*Task goal*. What lines in the entries hold the string "Создать"? List them.

*Materials provided*.

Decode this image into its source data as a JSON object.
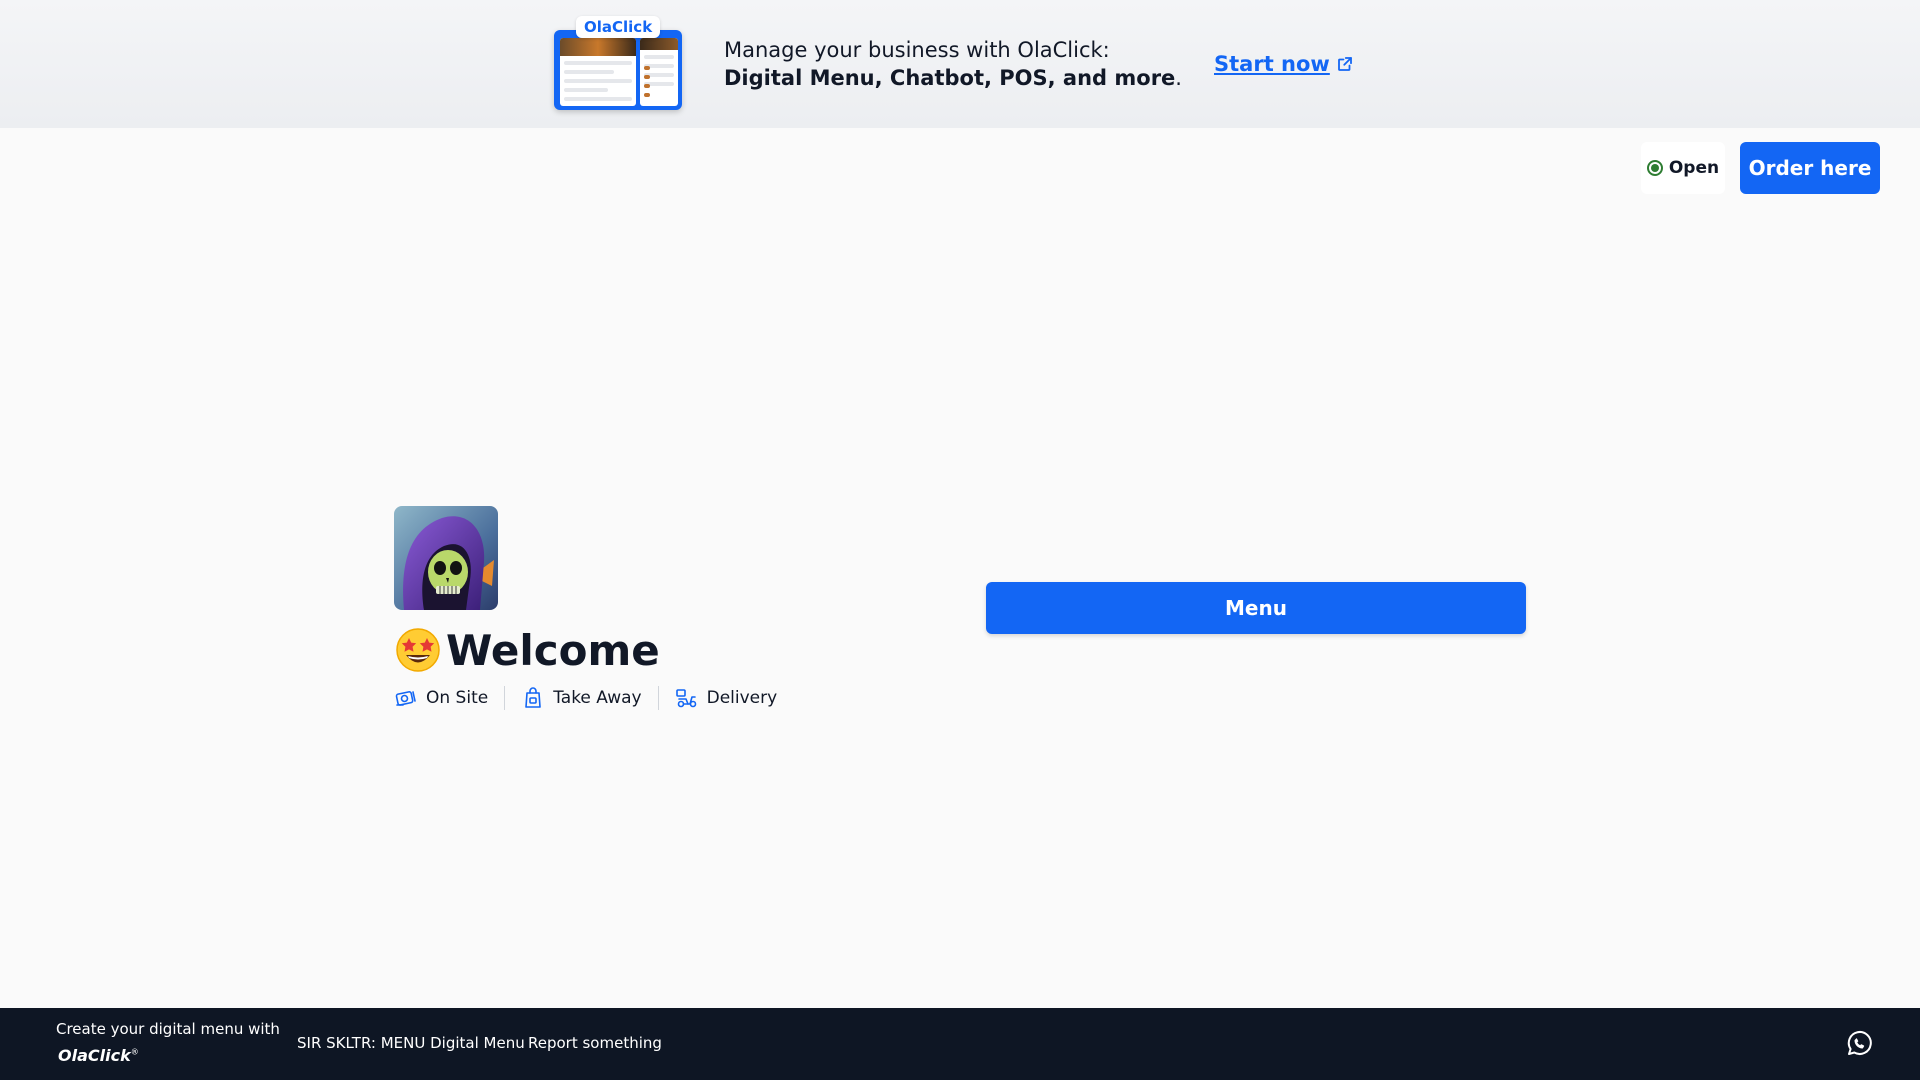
{
  "banner": {
    "brand_tag": "OlaClick",
    "text_plain": "Manage your business with OlaClick: ",
    "text_bold": "Digital Menu, Chatbot, POS, and more",
    "text_end": ".",
    "cta_label": "Start now",
    "cta_icon": "external-link-icon"
  },
  "header": {
    "status_label": "Open",
    "status_color": "#2e7d32",
    "order_label": "Order here"
  },
  "store": {
    "welcome_emoji": "star-struck-emoji",
    "welcome_title": "Welcome",
    "services": [
      {
        "label": "On Site",
        "icon": "dine-in-icon"
      },
      {
        "label": "Take Away",
        "icon": "takeaway-bag-icon"
      },
      {
        "label": "Delivery",
        "icon": "scooter-icon"
      }
    ],
    "menu_label": "Menu"
  },
  "footer": {
    "create_text": "Create your digital menu with",
    "brand": "OlaClick",
    "brand_mark": "®",
    "menu_link": "SIR SKLTR: MENU Digital Menu",
    "report_link": "Report something",
    "chat_icon": "whatsapp-icon"
  },
  "theme": {
    "accent": "#1366f4",
    "footer_bg": "#0e1624",
    "page_bg": "#fafafa"
  }
}
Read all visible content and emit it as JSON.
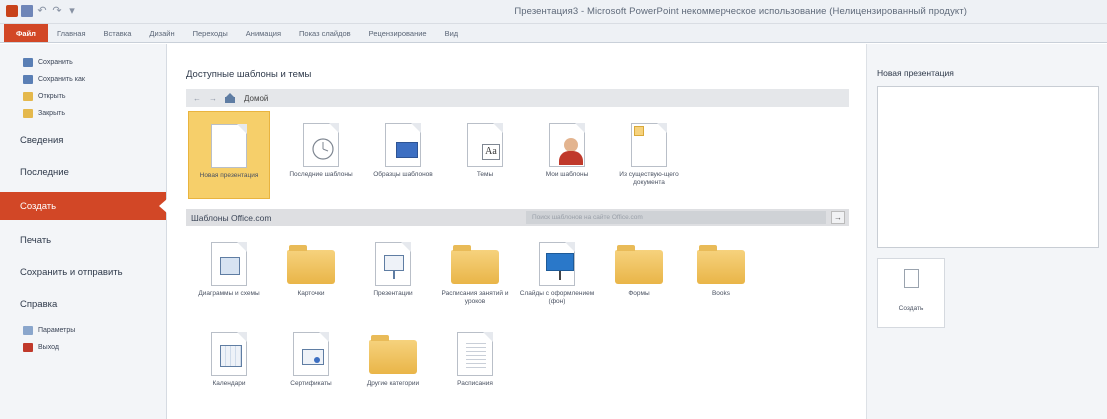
{
  "window": {
    "title": "Презентация3 - Microsoft PowerPoint некоммерческое использование (Нелицензированный продукт)"
  },
  "qat": {
    "app_icon": "powerpoint-icon",
    "save_icon": "save-icon",
    "undo_icon": "undo-icon",
    "redo_icon": "redo-icon"
  },
  "ribbon": {
    "tabs": [
      {
        "label": "Файл"
      },
      {
        "label": "Главная"
      },
      {
        "label": "Вставка"
      },
      {
        "label": "Дизайн"
      },
      {
        "label": "Переходы"
      },
      {
        "label": "Анимация"
      },
      {
        "label": "Показ слайдов"
      },
      {
        "label": "Рецензирование"
      },
      {
        "label": "Вид"
      }
    ],
    "active_color": "#d24726"
  },
  "nav": {
    "small_top": [
      {
        "label": "Сохранить",
        "icon": "save-icon",
        "color": "#5a7fb5"
      },
      {
        "label": "Сохранить как",
        "icon": "save-as-icon",
        "color": "#5a7fb5"
      },
      {
        "label": "Открыть",
        "icon": "open-folder-icon",
        "color": "#e4b84c"
      },
      {
        "label": "Закрыть",
        "icon": "close-folder-icon",
        "color": "#e4b84c"
      }
    ],
    "big": [
      {
        "label": "Сведения"
      },
      {
        "label": "Последние"
      },
      {
        "label": "Создать",
        "active": true
      },
      {
        "label": "Печать"
      },
      {
        "label": "Сохранить и отправить"
      },
      {
        "label": "Справка"
      }
    ],
    "small_bottom": [
      {
        "label": "Параметры",
        "icon": "options-icon",
        "color": "#8aa6cc"
      },
      {
        "label": "Выход",
        "icon": "exit-icon",
        "color": "#c0392b"
      }
    ]
  },
  "main": {
    "section_title": "Доступные шаблоны и темы",
    "breadcrumb": {
      "back": "←",
      "forward": "→",
      "home": "Домой"
    },
    "top_tiles": [
      {
        "label": "Новая презентация",
        "icon": "blank-document-icon",
        "selected": true
      },
      {
        "label": "Последние шаблоны",
        "icon": "clock-document-icon"
      },
      {
        "label": "Образцы шаблонов",
        "icon": "sample-templates-icon"
      },
      {
        "label": "Темы",
        "icon": "themes-icon"
      },
      {
        "label": "Мои шаблоны",
        "icon": "user-templates-icon"
      },
      {
        "label": "Из существую-щего документа",
        "icon": "existing-document-icon"
      }
    ],
    "office_bar": {
      "label": "Шаблоны Office.com",
      "search_placeholder": "Поиск шаблонов на сайте Office.com",
      "go": "→"
    },
    "online_row1": [
      {
        "label": "Диаграммы и схемы",
        "icon": "diagram-icon"
      },
      {
        "label": "Карточки",
        "icon": "folder-icon"
      },
      {
        "label": "Презентации",
        "icon": "presentation-icon"
      },
      {
        "label": "Расписания занятий и уроков",
        "icon": "folder-icon"
      },
      {
        "label": "Слайды с оформлением (фон)",
        "icon": "slide-background-icon"
      },
      {
        "label": "Формы",
        "icon": "folder-icon"
      },
      {
        "label": "Books",
        "icon": "folder-icon"
      }
    ],
    "online_row2": [
      {
        "label": "Календари",
        "icon": "calendar-icon"
      },
      {
        "label": "Сертификаты",
        "icon": "certificate-icon"
      },
      {
        "label": "Другие категории",
        "icon": "folder-icon"
      },
      {
        "label": "Расписания",
        "icon": "schedule-icon"
      }
    ]
  },
  "right": {
    "title": "Новая презентация",
    "create_label": "Создать"
  }
}
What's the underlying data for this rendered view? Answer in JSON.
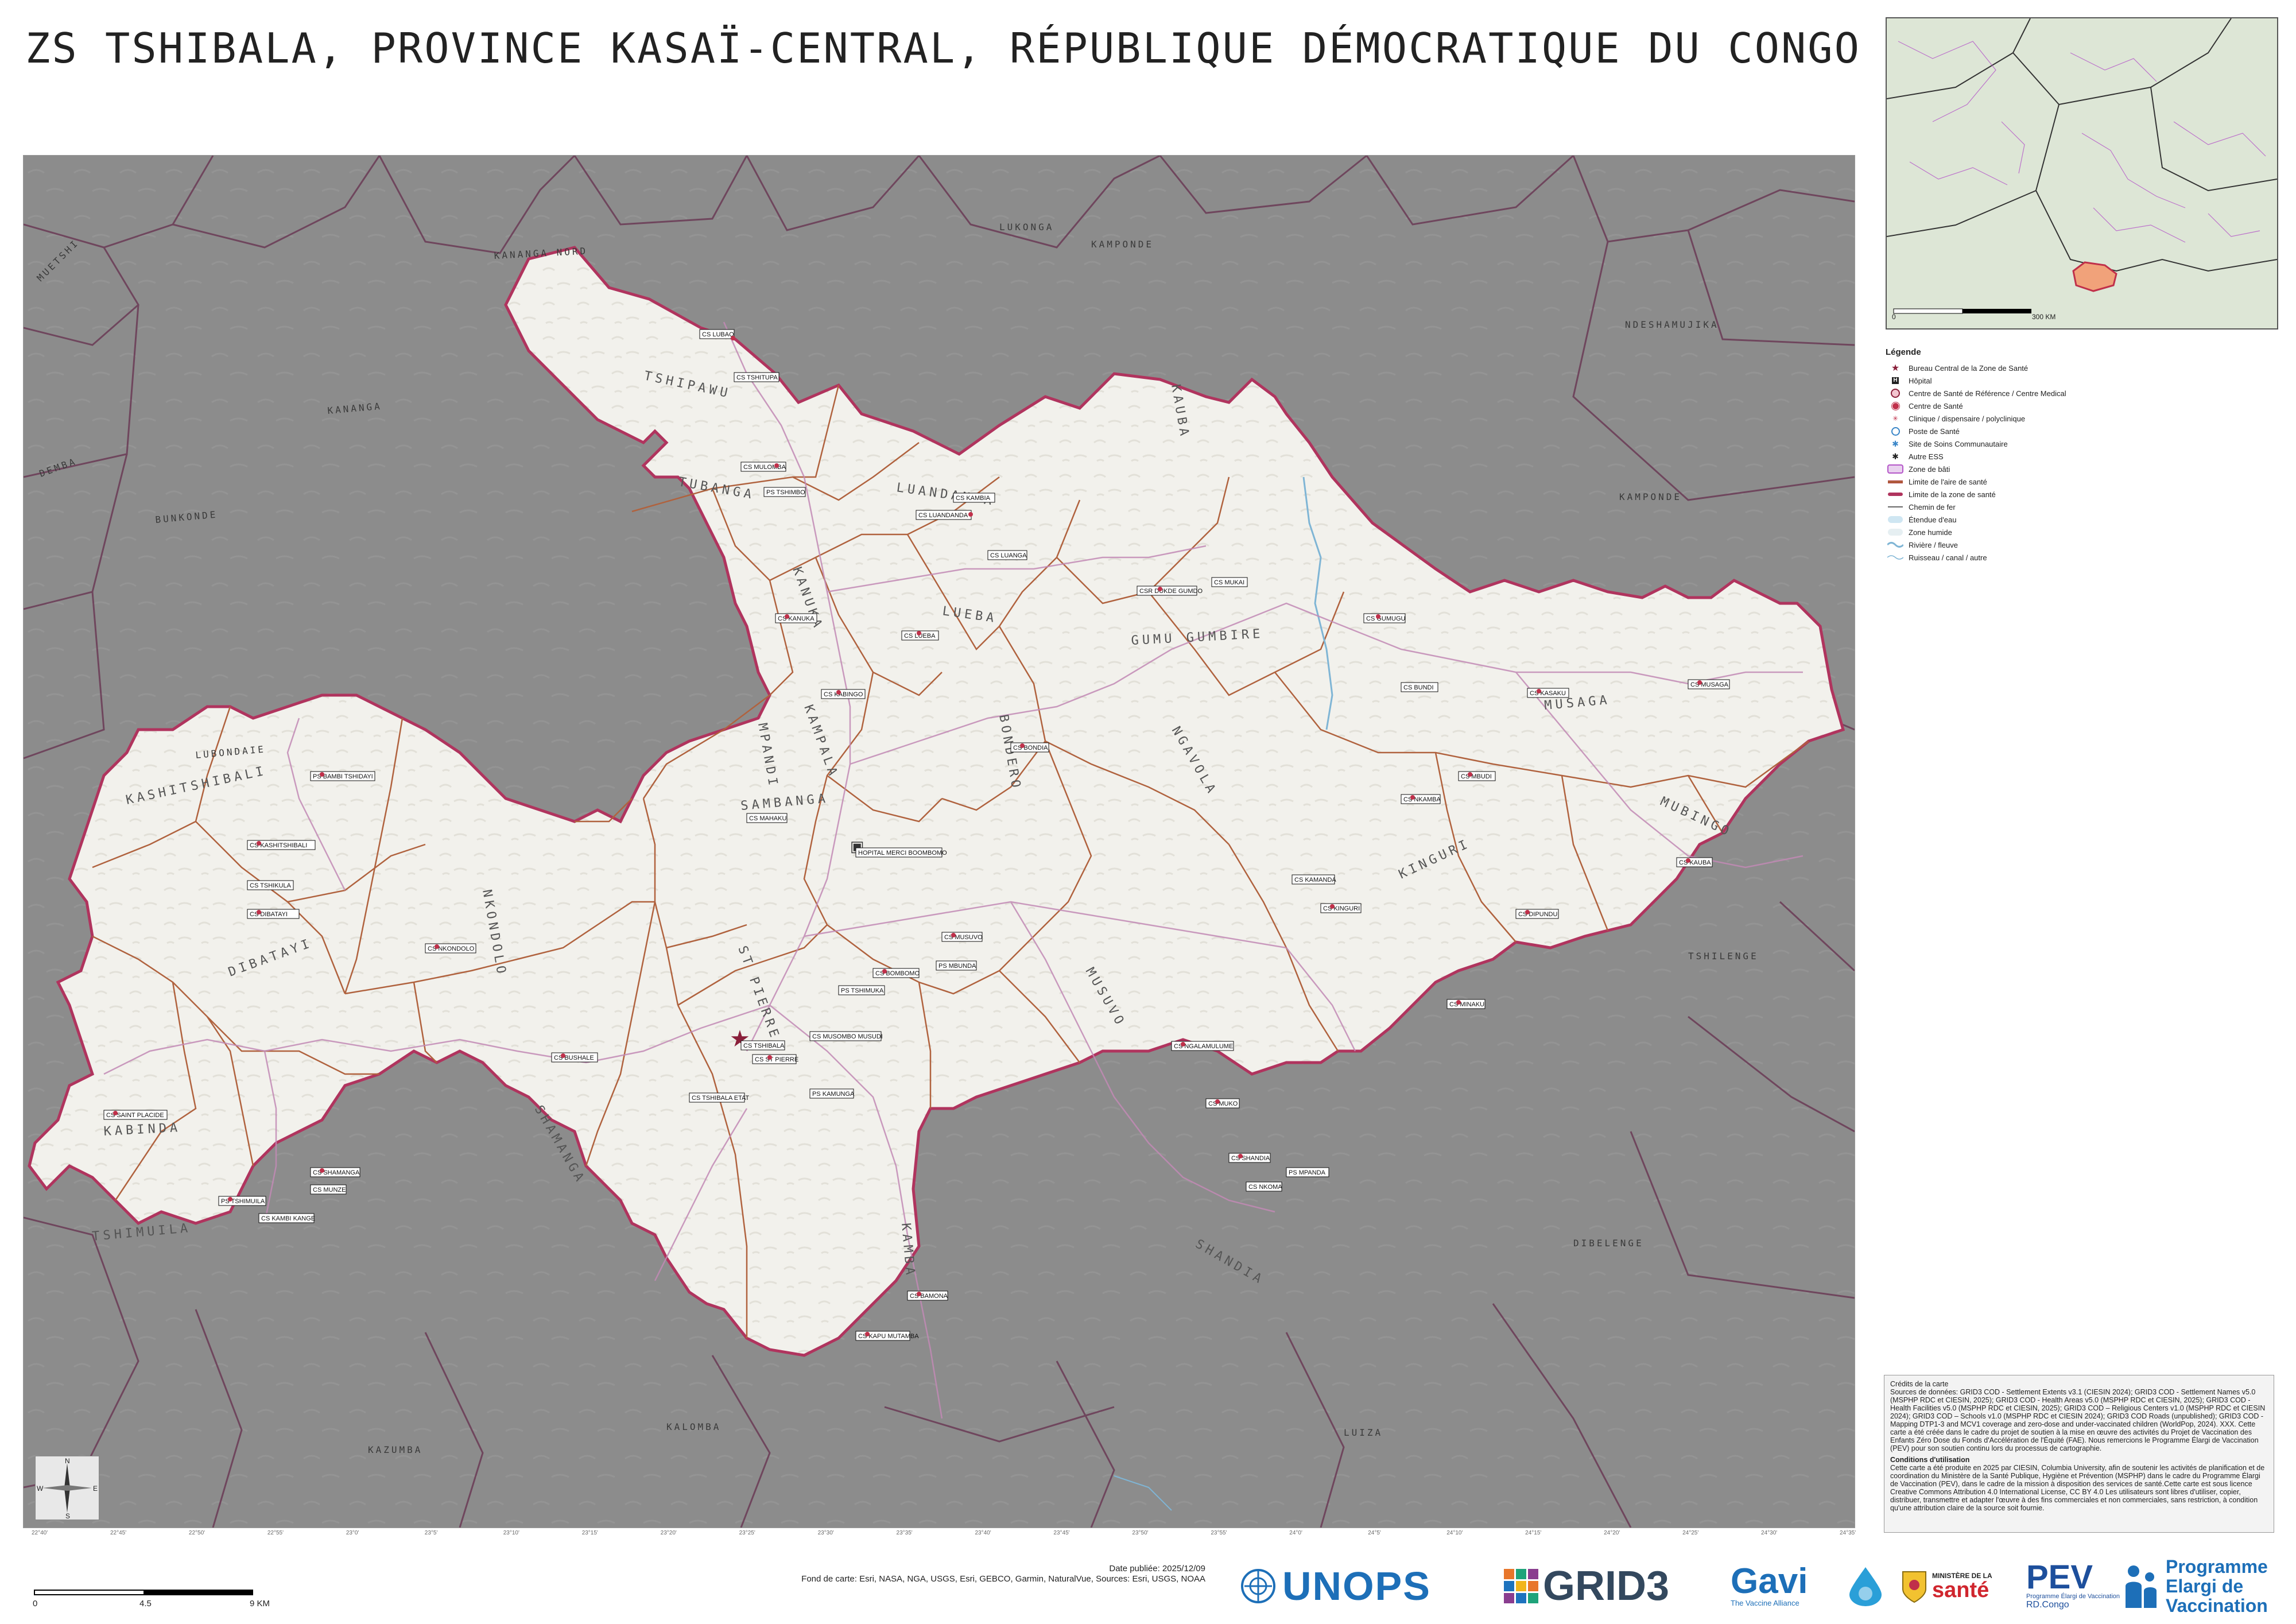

*Output below*.
        "label": "Создать",
    "create_label": "Создать"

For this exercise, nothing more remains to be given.